Results of this global analysis confirm that including vaccines as part of a comprehensive response can make a significant impact in ending the pandemic in the coming decades. Additionally, a vaccine would not have to be 100% effective or reach 100% of at-risk populations to yield significant benefits. A vaccine that is 50% effective, given to just 30% of the population in low- and middle-income countries could reduce the number of new HIV infections in the developing world by nearly 20% in the first decade of introduction even if existing interventions were significantly scaled up.

IAVI also has worked with the Futures Institute to create an interactive web tool allowing users to explore the interaction of future potential preventive AIDS vaccines with existing HIV prevention tools within an HIV epidemic representative of one of five regions.

To learn more about this study or about the country-specific studies of vaccine impact undertaken by IAVI, click on the links provided below:

IAVI & Futures Institute Interactive Impact Modeling Tool 
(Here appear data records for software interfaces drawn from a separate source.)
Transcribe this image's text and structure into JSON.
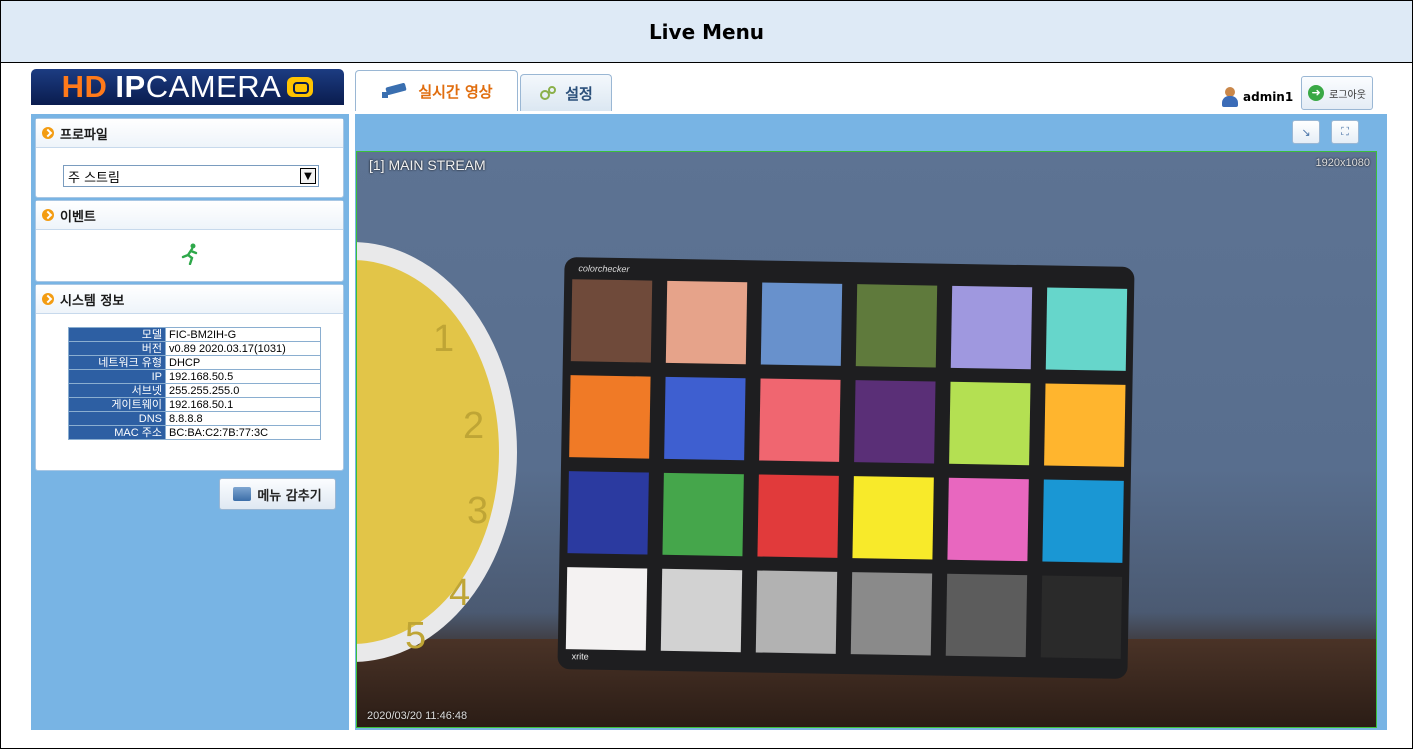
{
  "banner": {
    "title": "Live Menu"
  },
  "logo": {
    "hd": "HD",
    "ip": "IP",
    "camera": "CAMERA"
  },
  "tabs": [
    {
      "label": "실시간 영상",
      "icon": "camera-icon",
      "active": true
    },
    {
      "label": "설정",
      "icon": "gears-icon",
      "active": false
    }
  ],
  "user": {
    "name": "admin1"
  },
  "logout": {
    "label": "로그아웃"
  },
  "profile": {
    "title": "프로파일",
    "selected": "주 스트림"
  },
  "event": {
    "title": "이벤트",
    "icon": "running-person-icon"
  },
  "system_info": {
    "title": "시스템 정보",
    "rows": [
      {
        "key": "모델",
        "value": "FIC-BM2IH-G"
      },
      {
        "key": "버전",
        "value": "v0.89 2020.03.17(1031)"
      },
      {
        "key": "네트워크 유형",
        "value": "DHCP"
      },
      {
        "key": "IP",
        "value": "192.168.50.5"
      },
      {
        "key": "서브넷",
        "value": "255.255.255.0"
      },
      {
        "key": "게이트웨이",
        "value": "192.168.50.1"
      },
      {
        "key": "DNS",
        "value": "8.8.8.8"
      },
      {
        "key": "MAC 주소",
        "value": "BC:BA:C2:7B:77:3C"
      }
    ]
  },
  "hide_menu": {
    "label": "메뉴 감추기"
  },
  "video": {
    "stream_title": "[1] MAIN STREAM",
    "resolution": "1920x1080",
    "timestamp": "2020/03/20 11:46:48",
    "chart_brand": "colorchecker",
    "chart_footer": "xrite"
  },
  "colors": {
    "accent_orange": "#e06d0e",
    "panel_blue": "#78b4e4",
    "table_key_blue": "#2d5fa3",
    "video_border": "#3bbf3b"
  }
}
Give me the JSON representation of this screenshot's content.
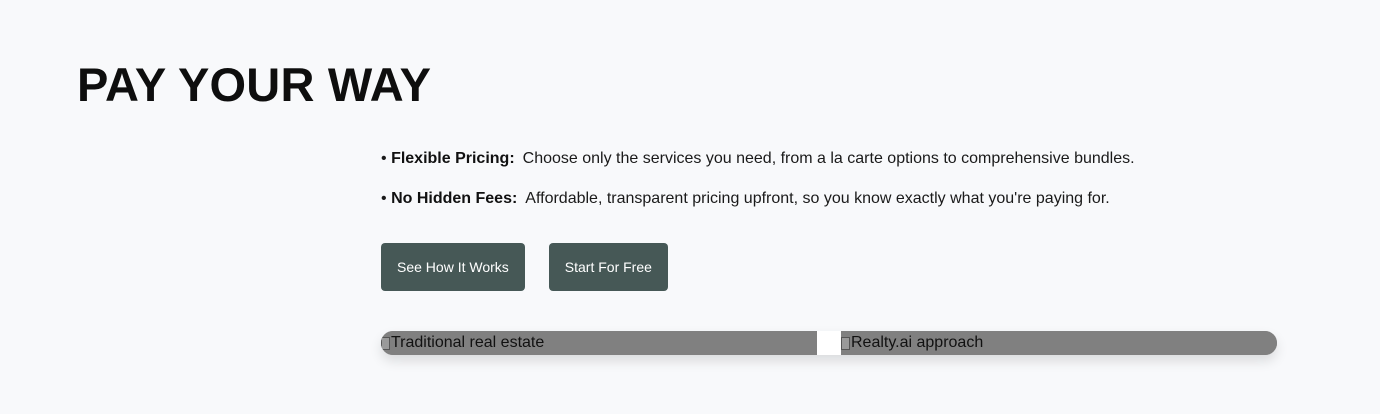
{
  "heading": "PAY YOUR WAY",
  "bullets": [
    {
      "marker": "•",
      "title": "Flexible Pricing:",
      "text": "Choose only the services you need, from a la carte options to comprehensive bundles."
    },
    {
      "marker": "•",
      "title": "No Hidden Fees:",
      "text": "Affordable, transparent pricing upfront, so you know exactly what you're paying for."
    }
  ],
  "buttons": {
    "how_it_works": "See How It Works",
    "start_free": "Start For Free"
  },
  "comparison": {
    "left_alt": "Traditional real estate",
    "right_alt": "Realty.ai approach",
    "left_icon": "broken-image-icon",
    "right_icon": "broken-image-icon"
  },
  "colors": {
    "background": "#f8f9fb",
    "button": "#465856",
    "image_placeholder": "#808080"
  }
}
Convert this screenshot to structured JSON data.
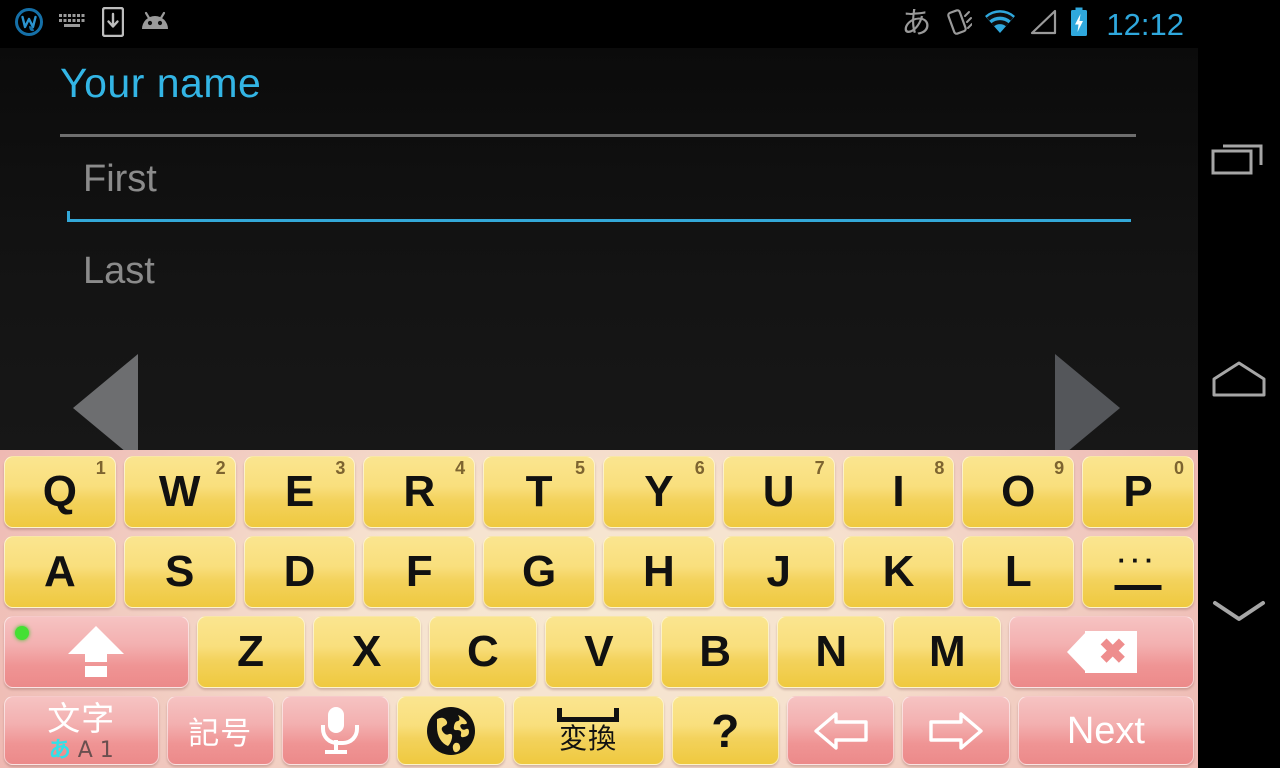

The Potential Impact of an AIDS Vaccine in Low- and Middle-Income Countries (Policy Brief)
Spotlight on Women: Modeling the Impact of a Future AIDS Vaccine (Policy Note)
AIDS Vaccines: Exploring the Potential Cost/Benefit (Policy Brief)
Uganda: Estimating the Potential Impact of an AIDS Vaccine
Kenya: Estimating the Potential Impact of an AIDS Vaccine
Brazil: Estimating the Potential Impact of an AIDS Vaccine

Partner links:

The Futures Institute www.futuresinstitute.org
Makerere University Department of Public Health www.musph.ac.ug
Kenya National HIV/AIDS Strategic Plan and Kenya AIDS Research Coodinating Mechanism (KARSCOM) http://conference.nacc.or.ke
Kenya AIDS Vaccine Initiative www.kaviuon.org
Brazilian Department of STD, AIDS and Viral Hepatitis http://www.aids.gov.br
Oswaldo Cruz Foundation (FIOCRUZ) www.fiocruz.br
Chinese National Center for AIDS/STD Control and Prevention (NCAIDS) http://www.chinaaids.cn/